(Page and application data records)
________________

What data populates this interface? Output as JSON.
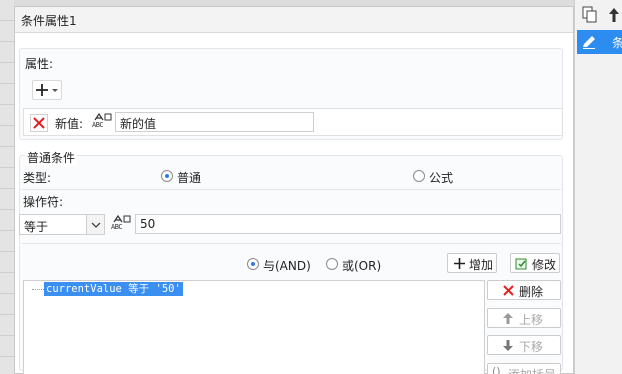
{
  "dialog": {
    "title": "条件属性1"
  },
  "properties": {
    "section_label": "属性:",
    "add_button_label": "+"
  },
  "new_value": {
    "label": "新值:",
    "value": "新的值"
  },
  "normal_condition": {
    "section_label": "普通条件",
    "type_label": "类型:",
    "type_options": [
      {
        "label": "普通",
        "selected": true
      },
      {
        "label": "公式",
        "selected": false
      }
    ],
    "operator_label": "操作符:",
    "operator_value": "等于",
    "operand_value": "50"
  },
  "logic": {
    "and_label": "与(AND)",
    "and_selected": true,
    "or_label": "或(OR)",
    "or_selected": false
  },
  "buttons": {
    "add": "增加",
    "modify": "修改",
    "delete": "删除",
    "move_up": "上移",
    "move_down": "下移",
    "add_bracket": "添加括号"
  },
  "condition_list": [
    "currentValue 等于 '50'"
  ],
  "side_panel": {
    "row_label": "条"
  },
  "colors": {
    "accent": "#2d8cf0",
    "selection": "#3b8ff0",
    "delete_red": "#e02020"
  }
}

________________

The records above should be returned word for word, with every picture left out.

Exercise answer –
What data populates this interface? Output as JSON.
{
  "dialog": {
    "title": "条件属性1"
  },
  "properties": {
    "section_label": "属性:",
    "add_button_label": "+"
  },
  "new_value": {
    "label": "新值:",
    "value": "新的值"
  },
  "normal_condition": {
    "section_label": "普通条件",
    "type_label": "类型:",
    "type_options": [
      {
        "label": "普通",
        "selected": true
      },
      {
        "label": "公式",
        "selected": false
      }
    ],
    "operator_label": "操作符:",
    "operator_value": "等于",
    "operand_value": "50"
  },
  "logic": {
    "and_label": "与(AND)",
    "and_selected": true,
    "or_label": "或(OR)",
    "or_selected": false
  },
  "buttons": {
    "add": "增加",
    "modify": "修改",
    "delete": "删除",
    "move_up": "上移",
    "move_down": "下移",
    "add_bracket": "添加括号"
  },
  "condition_list": [
    "currentValue 等于 '50'"
  ],
  "side_panel": {
    "row_label": "条"
  },
  "colors": {
    "accent": "#2d8cf0",
    "selection": "#3b8ff0",
    "delete_red": "#e02020"
  }
}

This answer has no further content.